||The English used in this article may not be easy for everybody to understand. (September 2011)|
Regression analysis is a field of statistics. It is a tool to show the relationship between the inputs and the outputs of a system. There are different ways how this can be done. Better fitting curves are usually more work to calculate.
Data modeling can be used without any knowledge of underlying processes that have generated the data; in this case the model is an empirical model. Moreover, in modelling, knowledge of the probability distribution of the errors is not required. Regression analysis requires assumptions to be made regarding probability distribution of the errors. Statistical tests are made on the basis of these assumptions. In regression analysis the term "model" embraces both the function used to model the data and the assumptions concerning probability distributions.
Regression can be used for prediction (including forecasting of time-series data), inference, hypothesis testing, and modeling of causal relationships.
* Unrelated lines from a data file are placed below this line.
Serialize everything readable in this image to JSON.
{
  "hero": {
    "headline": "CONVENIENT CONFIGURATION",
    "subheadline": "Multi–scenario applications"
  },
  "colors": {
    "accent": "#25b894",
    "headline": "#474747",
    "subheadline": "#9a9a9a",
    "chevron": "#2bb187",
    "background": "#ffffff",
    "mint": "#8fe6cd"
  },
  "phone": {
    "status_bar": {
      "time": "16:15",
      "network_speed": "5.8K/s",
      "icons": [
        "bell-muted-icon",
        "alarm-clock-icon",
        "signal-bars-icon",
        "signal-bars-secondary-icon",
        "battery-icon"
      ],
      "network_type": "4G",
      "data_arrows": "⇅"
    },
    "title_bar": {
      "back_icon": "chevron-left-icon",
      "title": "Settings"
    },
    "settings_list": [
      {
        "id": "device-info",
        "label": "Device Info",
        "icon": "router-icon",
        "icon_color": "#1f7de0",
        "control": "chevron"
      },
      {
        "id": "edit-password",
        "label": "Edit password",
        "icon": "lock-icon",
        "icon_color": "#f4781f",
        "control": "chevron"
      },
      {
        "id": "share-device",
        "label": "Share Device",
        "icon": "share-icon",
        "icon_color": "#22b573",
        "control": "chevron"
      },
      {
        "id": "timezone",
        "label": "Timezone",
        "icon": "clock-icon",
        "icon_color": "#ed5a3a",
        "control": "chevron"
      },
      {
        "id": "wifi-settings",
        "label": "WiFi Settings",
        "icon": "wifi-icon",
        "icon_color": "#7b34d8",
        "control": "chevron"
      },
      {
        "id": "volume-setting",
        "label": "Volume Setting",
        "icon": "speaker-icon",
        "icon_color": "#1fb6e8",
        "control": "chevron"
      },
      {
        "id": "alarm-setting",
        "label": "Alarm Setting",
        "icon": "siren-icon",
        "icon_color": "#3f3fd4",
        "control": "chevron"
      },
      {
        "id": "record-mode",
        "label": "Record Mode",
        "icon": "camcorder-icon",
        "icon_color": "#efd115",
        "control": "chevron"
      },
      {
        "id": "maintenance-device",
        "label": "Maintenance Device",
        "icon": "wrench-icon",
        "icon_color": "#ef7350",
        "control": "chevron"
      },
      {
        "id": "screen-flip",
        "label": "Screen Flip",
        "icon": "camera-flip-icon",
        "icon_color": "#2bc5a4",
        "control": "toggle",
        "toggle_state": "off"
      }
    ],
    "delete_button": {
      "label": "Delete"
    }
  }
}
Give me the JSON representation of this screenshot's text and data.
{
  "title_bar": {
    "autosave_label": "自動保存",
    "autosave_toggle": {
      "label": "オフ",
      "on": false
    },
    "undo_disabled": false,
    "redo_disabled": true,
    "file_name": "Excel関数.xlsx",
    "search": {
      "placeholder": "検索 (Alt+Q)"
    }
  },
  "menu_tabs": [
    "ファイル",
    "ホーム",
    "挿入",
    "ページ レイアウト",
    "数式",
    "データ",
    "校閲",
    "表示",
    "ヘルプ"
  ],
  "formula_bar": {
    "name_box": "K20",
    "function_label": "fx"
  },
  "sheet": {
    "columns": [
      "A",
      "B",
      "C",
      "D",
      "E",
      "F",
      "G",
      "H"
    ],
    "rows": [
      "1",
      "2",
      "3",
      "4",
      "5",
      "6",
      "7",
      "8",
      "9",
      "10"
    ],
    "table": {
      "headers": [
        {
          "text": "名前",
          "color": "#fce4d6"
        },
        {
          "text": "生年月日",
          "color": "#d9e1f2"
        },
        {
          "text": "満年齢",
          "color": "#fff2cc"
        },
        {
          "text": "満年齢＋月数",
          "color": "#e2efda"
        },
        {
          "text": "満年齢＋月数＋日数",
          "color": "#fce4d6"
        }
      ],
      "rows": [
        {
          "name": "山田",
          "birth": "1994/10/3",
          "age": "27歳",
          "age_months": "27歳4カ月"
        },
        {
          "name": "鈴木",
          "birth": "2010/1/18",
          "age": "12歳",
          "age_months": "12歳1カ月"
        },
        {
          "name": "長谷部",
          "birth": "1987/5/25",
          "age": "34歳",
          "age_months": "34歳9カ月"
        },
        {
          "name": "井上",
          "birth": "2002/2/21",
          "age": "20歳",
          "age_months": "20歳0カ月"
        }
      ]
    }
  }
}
These uses of regression rely heavily on the underlying assumptions being satisfied. Regression analysis has been criticized as being misused for these purposes in many cases where the appropriate assumptions cannot be verified to hold. One factor contributing to the misuse of regression is that it can take considerably more skill to critique a model than to fit a model.
References[change | edit source]
- Richard A. Berk, Regression Analysis: A Constructive Critique, Sage Publications (2004)
- David A. Freedman, Statistical Models: Theory and Practice, Cambridge University Press (2005)
-  R. Dennis Cook; Sanford Weisberg "Criticism and Influence Analysis in Regression", Sociological Methodology, Vol. 13. (1982), pp. 313–361.